### Work task
Give the count of lines in the entries that include "label", and write nothing besides it.

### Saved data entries
----------

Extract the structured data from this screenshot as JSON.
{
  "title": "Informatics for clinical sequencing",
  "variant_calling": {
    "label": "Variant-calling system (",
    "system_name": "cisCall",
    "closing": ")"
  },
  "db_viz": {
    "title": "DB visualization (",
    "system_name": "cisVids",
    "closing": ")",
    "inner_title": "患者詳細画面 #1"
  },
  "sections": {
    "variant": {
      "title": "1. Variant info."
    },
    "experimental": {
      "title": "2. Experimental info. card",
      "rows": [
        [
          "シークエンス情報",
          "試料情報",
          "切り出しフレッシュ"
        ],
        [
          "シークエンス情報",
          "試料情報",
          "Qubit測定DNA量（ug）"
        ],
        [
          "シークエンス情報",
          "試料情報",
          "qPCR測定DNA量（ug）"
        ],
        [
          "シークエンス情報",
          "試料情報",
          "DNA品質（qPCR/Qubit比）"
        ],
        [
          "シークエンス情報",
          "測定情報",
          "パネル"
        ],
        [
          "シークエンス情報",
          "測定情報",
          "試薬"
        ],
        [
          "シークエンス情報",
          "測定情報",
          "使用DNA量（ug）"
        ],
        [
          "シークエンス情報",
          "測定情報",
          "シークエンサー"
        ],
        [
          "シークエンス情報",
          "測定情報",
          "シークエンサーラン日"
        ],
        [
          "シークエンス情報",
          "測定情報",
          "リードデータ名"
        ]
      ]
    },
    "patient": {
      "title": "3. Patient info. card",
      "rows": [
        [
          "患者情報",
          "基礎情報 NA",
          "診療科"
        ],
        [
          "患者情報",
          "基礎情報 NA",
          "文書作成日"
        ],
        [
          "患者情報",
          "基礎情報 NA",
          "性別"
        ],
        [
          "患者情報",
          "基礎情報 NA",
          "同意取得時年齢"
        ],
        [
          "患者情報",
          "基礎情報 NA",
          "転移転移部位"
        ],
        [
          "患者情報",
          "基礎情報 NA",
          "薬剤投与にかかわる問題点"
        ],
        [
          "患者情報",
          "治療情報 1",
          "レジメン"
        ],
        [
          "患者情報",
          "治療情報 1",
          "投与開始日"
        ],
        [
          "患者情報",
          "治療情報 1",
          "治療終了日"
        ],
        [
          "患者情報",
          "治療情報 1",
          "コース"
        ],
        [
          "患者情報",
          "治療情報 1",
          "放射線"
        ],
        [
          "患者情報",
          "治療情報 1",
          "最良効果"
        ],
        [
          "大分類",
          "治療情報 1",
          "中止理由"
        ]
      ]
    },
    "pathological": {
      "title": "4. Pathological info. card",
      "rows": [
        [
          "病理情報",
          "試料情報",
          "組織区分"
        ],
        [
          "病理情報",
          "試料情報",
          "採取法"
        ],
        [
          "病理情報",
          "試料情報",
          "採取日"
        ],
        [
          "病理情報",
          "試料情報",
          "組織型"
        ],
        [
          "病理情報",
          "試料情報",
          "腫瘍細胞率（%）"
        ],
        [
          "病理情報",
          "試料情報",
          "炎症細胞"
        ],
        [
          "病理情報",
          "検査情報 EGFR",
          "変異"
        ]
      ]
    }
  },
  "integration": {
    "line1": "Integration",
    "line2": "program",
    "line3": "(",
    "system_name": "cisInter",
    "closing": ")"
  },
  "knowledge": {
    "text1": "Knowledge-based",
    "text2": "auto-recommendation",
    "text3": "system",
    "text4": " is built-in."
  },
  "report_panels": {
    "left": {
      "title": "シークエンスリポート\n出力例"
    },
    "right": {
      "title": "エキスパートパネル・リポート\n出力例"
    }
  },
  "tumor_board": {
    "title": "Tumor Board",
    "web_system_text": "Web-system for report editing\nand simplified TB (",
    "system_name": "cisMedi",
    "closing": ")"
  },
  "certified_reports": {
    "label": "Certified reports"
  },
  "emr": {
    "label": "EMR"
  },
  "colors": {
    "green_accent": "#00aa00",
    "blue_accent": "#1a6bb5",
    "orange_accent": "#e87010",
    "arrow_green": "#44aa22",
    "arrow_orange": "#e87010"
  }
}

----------

### Answer space
3